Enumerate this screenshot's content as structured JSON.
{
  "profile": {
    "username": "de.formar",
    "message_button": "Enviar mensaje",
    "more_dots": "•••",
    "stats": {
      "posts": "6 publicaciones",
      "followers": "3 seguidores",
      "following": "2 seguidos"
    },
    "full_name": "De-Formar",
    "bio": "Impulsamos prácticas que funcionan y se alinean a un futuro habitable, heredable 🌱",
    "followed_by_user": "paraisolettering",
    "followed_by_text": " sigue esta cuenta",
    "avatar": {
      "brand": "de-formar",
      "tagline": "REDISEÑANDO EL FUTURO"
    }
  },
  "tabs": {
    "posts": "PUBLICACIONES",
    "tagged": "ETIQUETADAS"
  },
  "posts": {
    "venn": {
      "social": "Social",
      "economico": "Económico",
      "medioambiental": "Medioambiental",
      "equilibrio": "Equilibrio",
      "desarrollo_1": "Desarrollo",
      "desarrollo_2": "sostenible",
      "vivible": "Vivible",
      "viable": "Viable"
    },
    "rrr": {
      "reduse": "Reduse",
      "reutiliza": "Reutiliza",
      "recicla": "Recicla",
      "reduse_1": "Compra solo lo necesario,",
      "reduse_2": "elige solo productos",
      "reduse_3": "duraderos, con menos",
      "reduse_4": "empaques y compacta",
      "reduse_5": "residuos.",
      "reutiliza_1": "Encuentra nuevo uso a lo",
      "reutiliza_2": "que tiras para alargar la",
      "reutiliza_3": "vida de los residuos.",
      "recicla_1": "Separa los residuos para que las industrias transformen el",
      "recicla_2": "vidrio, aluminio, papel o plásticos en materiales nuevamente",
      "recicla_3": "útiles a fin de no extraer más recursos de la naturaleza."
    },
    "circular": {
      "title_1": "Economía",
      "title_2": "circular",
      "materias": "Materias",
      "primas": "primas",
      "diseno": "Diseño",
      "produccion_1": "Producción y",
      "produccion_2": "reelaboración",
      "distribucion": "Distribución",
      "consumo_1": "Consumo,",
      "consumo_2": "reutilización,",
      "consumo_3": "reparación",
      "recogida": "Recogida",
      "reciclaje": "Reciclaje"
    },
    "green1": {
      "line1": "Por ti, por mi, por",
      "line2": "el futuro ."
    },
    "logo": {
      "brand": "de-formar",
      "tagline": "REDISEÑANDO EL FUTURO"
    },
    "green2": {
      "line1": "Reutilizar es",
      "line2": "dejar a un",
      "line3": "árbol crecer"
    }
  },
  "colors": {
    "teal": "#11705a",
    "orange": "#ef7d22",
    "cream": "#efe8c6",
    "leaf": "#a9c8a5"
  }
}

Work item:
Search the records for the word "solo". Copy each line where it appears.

Result of this task:
      "reduse_1": "Compra solo lo necesario,",
      "reduse_2": "elige solo productos",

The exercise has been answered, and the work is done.